Exercise ▸
Using the records that follow, copy every line containing the word "JSON".

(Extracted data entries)
"""
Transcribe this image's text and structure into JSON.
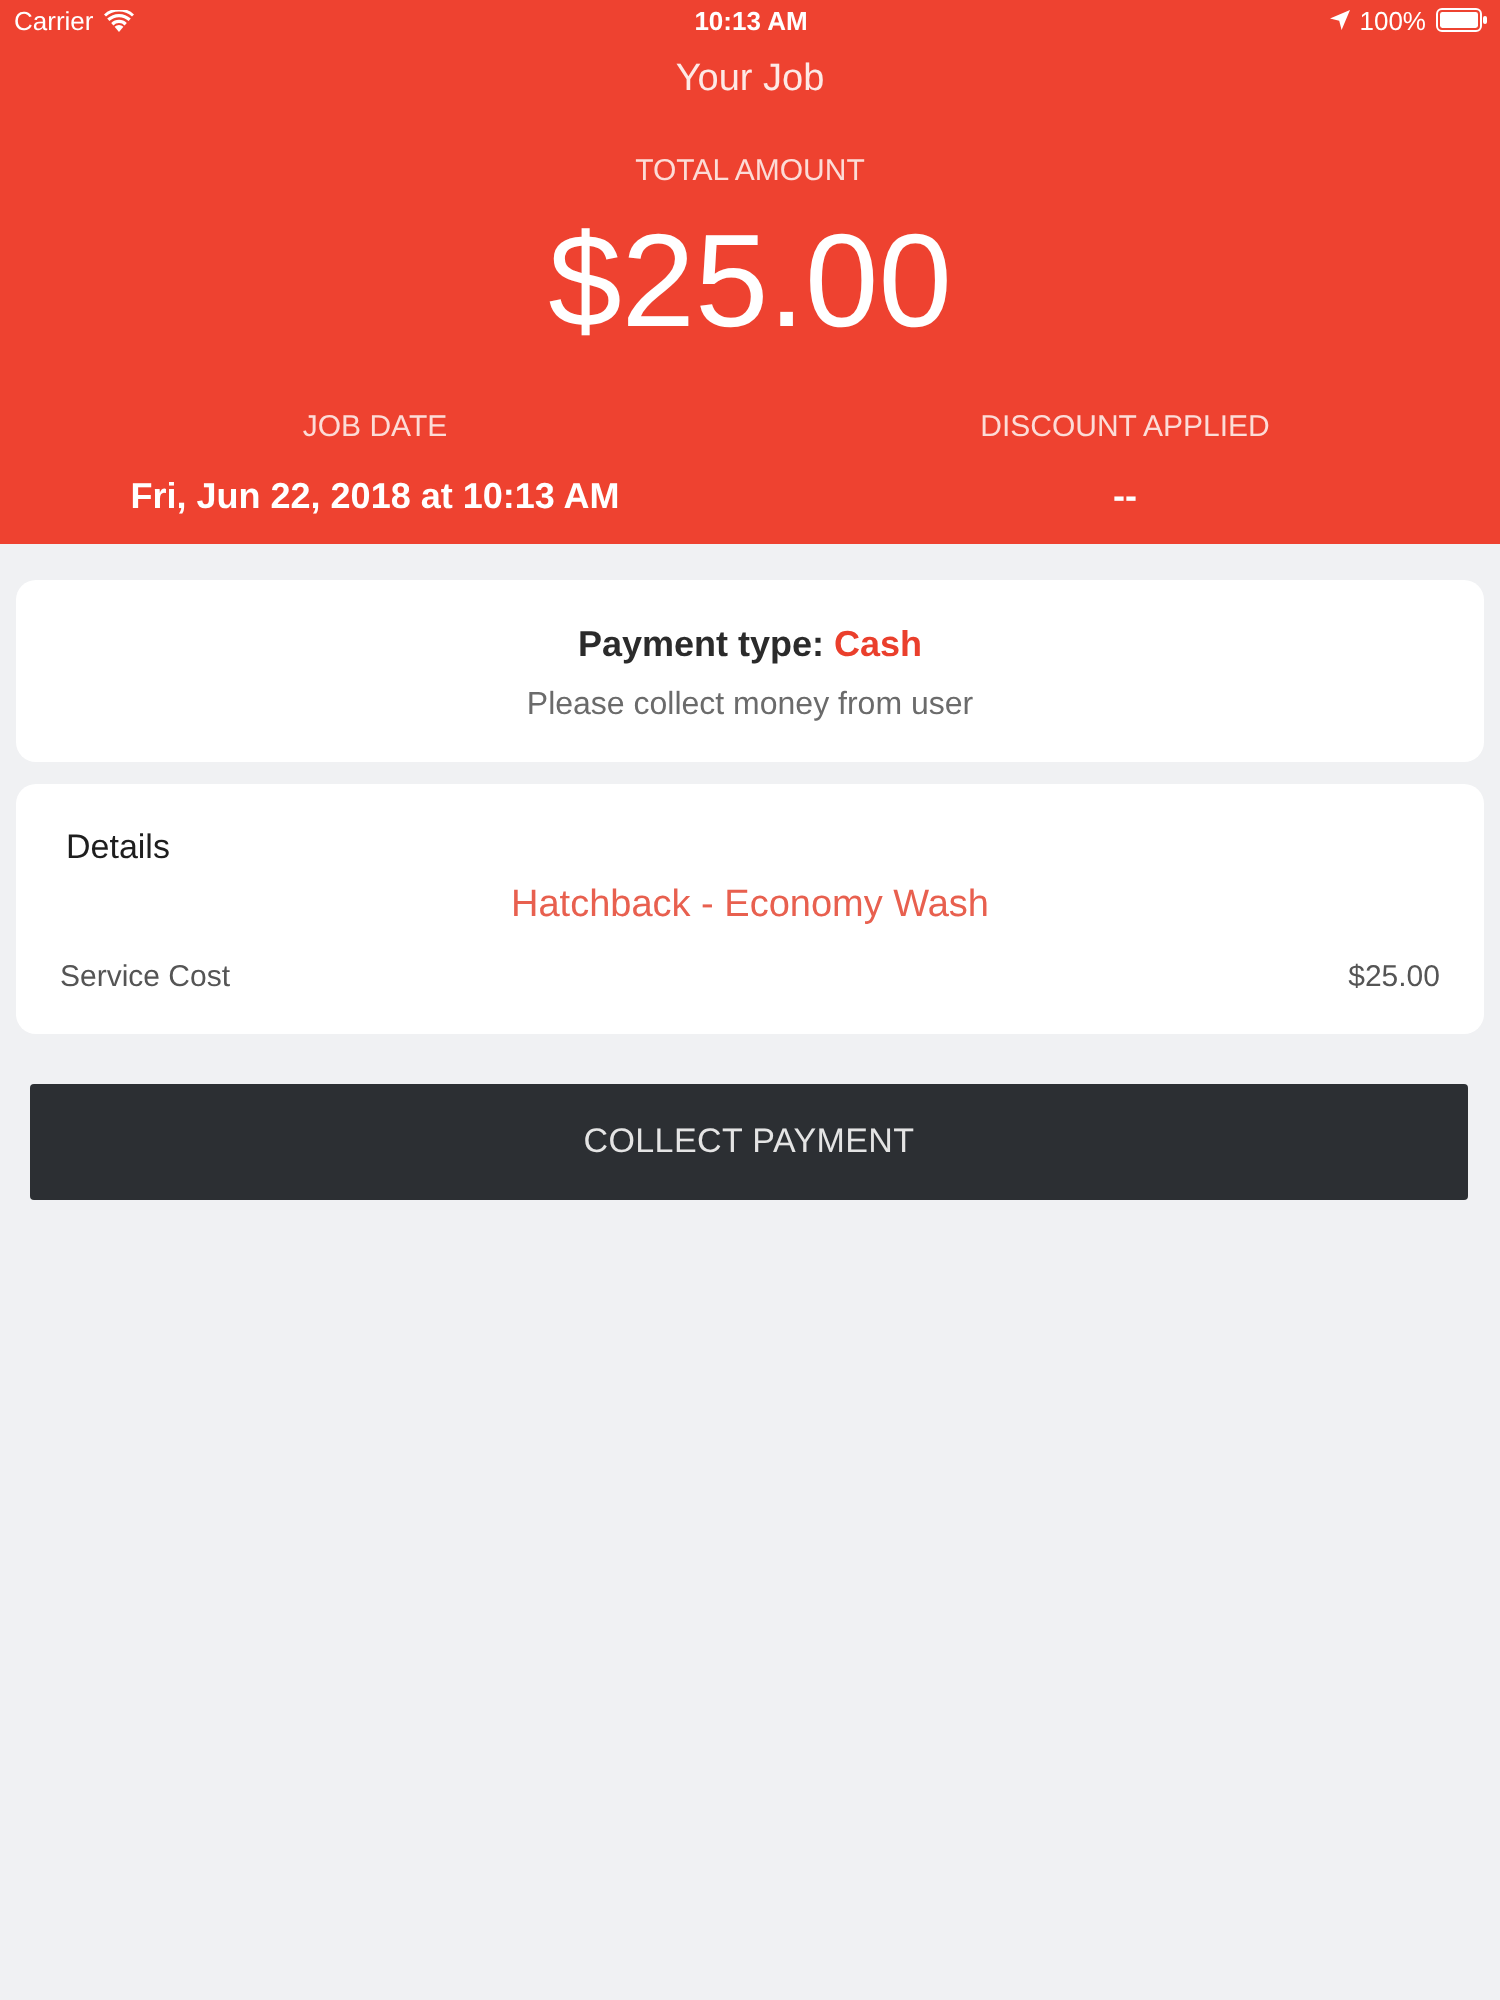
{
  "status_bar": {
    "carrier": "Carrier",
    "time": "10:13 AM",
    "battery": "100%"
  },
  "header": {
    "title": "Your Job",
    "total_label": "TOTAL AMOUNT",
    "total_amount": "$25.00",
    "stats": [
      {
        "label": "JOB DATE",
        "value": "Fri, Jun 22, 2018 at 10:13 AM"
      },
      {
        "label": "DISCOUNT APPLIED",
        "value": "--"
      }
    ]
  },
  "payment_card": {
    "label": "Payment type:",
    "value": "Cash",
    "note": "Please collect money from user"
  },
  "details_card": {
    "title": "Details",
    "service": "Hatchback - Economy Wash",
    "rows": [
      {
        "label": "Service Cost",
        "value": "$25.00"
      }
    ]
  },
  "button": {
    "label": "COLLECT PAYMENT"
  }
}
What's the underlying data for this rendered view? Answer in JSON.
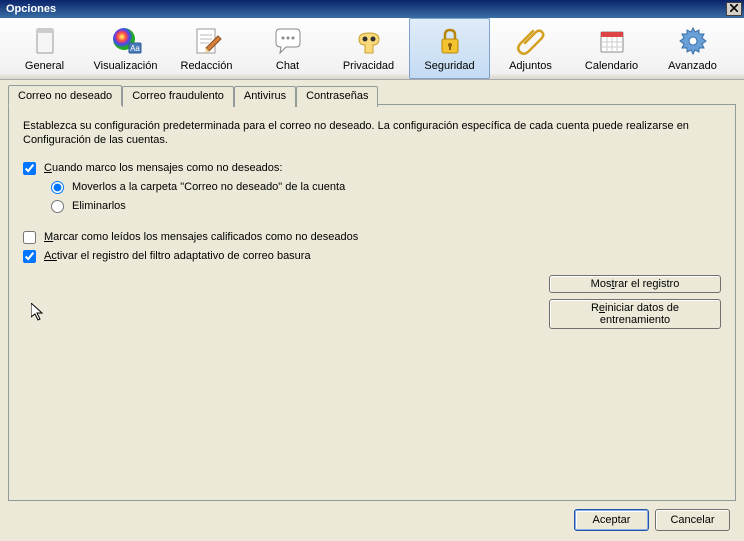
{
  "window": {
    "title": "Opciones"
  },
  "toolbar": {
    "items": [
      {
        "label": "General"
      },
      {
        "label": "Visualización"
      },
      {
        "label": "Redacción"
      },
      {
        "label": "Chat"
      },
      {
        "label": "Privacidad"
      },
      {
        "label": "Seguridad"
      },
      {
        "label": "Adjuntos"
      },
      {
        "label": "Calendario"
      },
      {
        "label": "Avanzado"
      }
    ],
    "selected": "Seguridad"
  },
  "tabs": {
    "items": [
      {
        "label": "Correo no deseado"
      },
      {
        "label": "Correo fraudulento"
      },
      {
        "label": "Antivirus"
      },
      {
        "label": "Contraseñas"
      }
    ],
    "active": "Correo no deseado"
  },
  "panel": {
    "description": "Establezca su configuración predeterminada para el correo no deseado. La configuración específica de cada cuenta puede realizarse en Configuración de las cuentas.",
    "chk_when_mark": {
      "checked": true,
      "prefix": "C",
      "rest": "uando marco los mensajes como no deseados:"
    },
    "radio_move": {
      "selected": true,
      "text": "Moverlos a la carpeta \"Correo no deseado\" de la cuenta"
    },
    "radio_delete": {
      "selected": false,
      "text": "Eliminarlos"
    },
    "chk_mark_read": {
      "checked": false,
      "prefix": "M",
      "rest": "arcar como leídos los mensajes calificados como no deseados"
    },
    "chk_enable_log": {
      "checked": true,
      "prefix": "Ac",
      "rest": "tivar el registro del filtro adaptativo de correo basura"
    },
    "btn_show_log": {
      "prefix": "Mos",
      "u": "t",
      "rest": "rar el registro"
    },
    "btn_reset": {
      "prefix": "R",
      "u": "e",
      "rest": "iniciar datos de entrenamiento"
    }
  },
  "footer": {
    "ok": "Aceptar",
    "cancel": "Cancelar"
  }
}
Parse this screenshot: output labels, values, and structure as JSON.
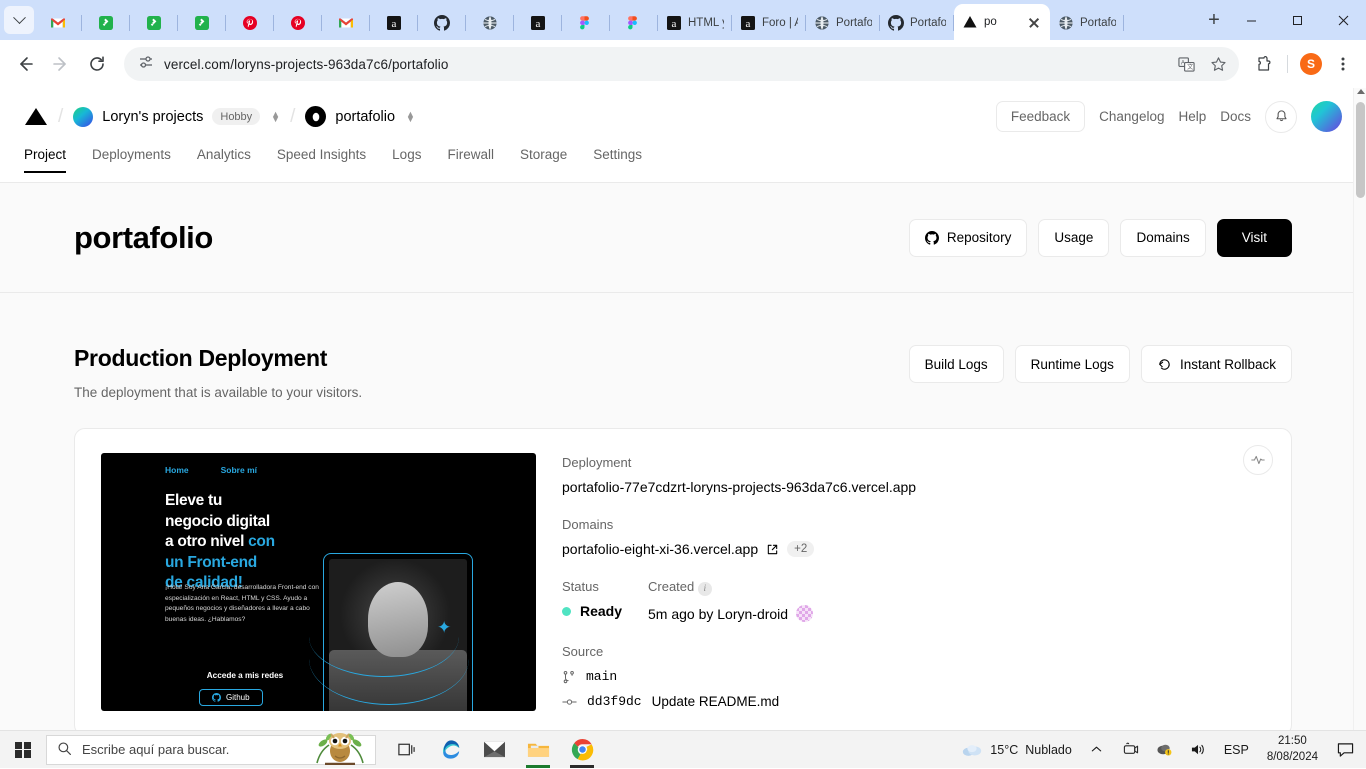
{
  "browser": {
    "tab_search_icon": "chevron-down-icon",
    "tabs": [
      {
        "favicon": "gmail-icon",
        "title": "",
        "active": false
      },
      {
        "favicon": "platzi-icon",
        "title": "",
        "active": false
      },
      {
        "favicon": "platzi-icon",
        "title": "",
        "active": false
      },
      {
        "favicon": "platzi-icon",
        "title": "",
        "active": false
      },
      {
        "favicon": "pinterest-icon",
        "title": "",
        "active": false
      },
      {
        "favicon": "pinterest-icon",
        "title": "",
        "active": false
      },
      {
        "favicon": "gmail-icon",
        "title": "",
        "active": false
      },
      {
        "favicon": "alura-icon",
        "title": "",
        "active": false
      },
      {
        "favicon": "github-icon",
        "title": "",
        "active": false
      },
      {
        "favicon": "globe-icon",
        "title": "",
        "active": false
      },
      {
        "favicon": "alura-icon",
        "title": "",
        "active": false
      },
      {
        "favicon": "figma-icon",
        "title": "",
        "active": false
      },
      {
        "favicon": "figma-icon",
        "title": "",
        "active": false
      },
      {
        "favicon": "alura-icon",
        "title": "HTML y",
        "active": false
      },
      {
        "favicon": "alura-icon",
        "title": "Foro | A",
        "active": false
      },
      {
        "favicon": "globe-icon",
        "title": "Portafo",
        "active": false
      },
      {
        "favicon": "github-icon",
        "title": "Portafo",
        "active": false
      },
      {
        "favicon": "vercel-icon",
        "title": "po",
        "active": true
      },
      {
        "favicon": "globe-icon",
        "title": "Portafo",
        "active": false
      }
    ],
    "new_tab_label": "+",
    "window_controls": {
      "minimize": "−",
      "maximize": "❐",
      "close": "✕"
    },
    "address": "vercel.com/loryns-projects-963da7c6/portafolio",
    "toolbar_icons": [
      "back-icon",
      "forward-icon",
      "reload-icon",
      "site-settings-icon",
      "translate-icon",
      "bookmark-star-icon",
      "extensions-icon",
      "profile-avatar",
      "chrome-menu-icon"
    ],
    "profile_initial": "S"
  },
  "vercel_header": {
    "logo": "vercel-triangle-logo",
    "team": {
      "name": "Loryn's projects",
      "plan": "Hobby"
    },
    "project": {
      "name": "portafolio"
    },
    "feedback_label": "Feedback",
    "links": [
      "Changelog",
      "Help",
      "Docs"
    ],
    "bell_icon": "notification-bell-icon",
    "nav": [
      {
        "label": "Project",
        "active": true
      },
      {
        "label": "Deployments",
        "active": false
      },
      {
        "label": "Analytics",
        "active": false
      },
      {
        "label": "Speed Insights",
        "active": false
      },
      {
        "label": "Logs",
        "active": false
      },
      {
        "label": "Firewall",
        "active": false
      },
      {
        "label": "Storage",
        "active": false
      },
      {
        "label": "Settings",
        "active": false
      }
    ]
  },
  "title_band": {
    "title": "portafolio",
    "buttons": [
      {
        "label": "Repository",
        "icon": "github-icon",
        "variant": "light"
      },
      {
        "label": "Usage",
        "icon": "",
        "variant": "light"
      },
      {
        "label": "Domains",
        "icon": "",
        "variant": "light"
      },
      {
        "label": "Visit",
        "icon": "",
        "variant": "dark"
      }
    ]
  },
  "production": {
    "title": "Production Deployment",
    "subtitle": "The deployment that is available to your visitors.",
    "actions": [
      {
        "label": "Build Logs",
        "icon": ""
      },
      {
        "label": "Runtime Logs",
        "icon": ""
      },
      {
        "label": "Instant Rollback",
        "icon": "rollback-icon"
      }
    ],
    "activity_icon": "activity-pulse-icon",
    "deployment_label": "Deployment",
    "deployment_url": "portafolio-77e7cdzrt-loryns-projects-963da7c6.vercel.app",
    "domains_label": "Domains",
    "domain_url": "portafolio-eight-xi-36.vercel.app",
    "domain_extra": "+2",
    "status_label": "Status",
    "status_value": "Ready",
    "status_color": "#50e3c2",
    "created_label": "Created",
    "created_value": "5m ago by Loryn-droid",
    "source_label": "Source",
    "branch": "main",
    "commit_hash": "dd3f9dc",
    "commit_message": "Update README.md"
  },
  "preview": {
    "nav": [
      "Home",
      "Sobre mí"
    ],
    "heading_white": "Eleve tu\nnegocio digital\na otro nivel",
    "heading_blue": "con\nun Front-end\nde calidad!",
    "paragraph": "¡Hola! Soy Ana Garcia, desarrolladora Front-end con especialización en React, HTML y CSS. Ayudo a pequeños negocios y diseñadores a llevar a cabo buenas ideas. ¿Hablamos?",
    "cta": "Accede a mis redes",
    "github_button": "Github",
    "accent_color": "#29a8e0"
  },
  "taskbar": {
    "start_icon": "windows-start-icon",
    "search_placeholder": "Escribe aquí para buscar.",
    "search_icon": "search-icon",
    "icons": [
      "task-view-icon",
      "edge-icon",
      "mail-icon",
      "file-explorer-icon",
      "chrome-icon"
    ],
    "weather_temp": "15°C",
    "weather_desc": "Nublado",
    "tray_icons": [
      "show-hidden-icons-icon",
      "onedrive-icon",
      "security-icon",
      "volume-icon"
    ],
    "language": "ESP",
    "time": "21:50",
    "date": "8/08/2024",
    "notification_icon": "action-center-icon"
  }
}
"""
Answer for this exercise ▸
Transcribe this image's text and structure into JSON.
What's the underlying data for this rendered view? Answer in JSON.
Parse this screenshot: output labels, values, and structure as JSON.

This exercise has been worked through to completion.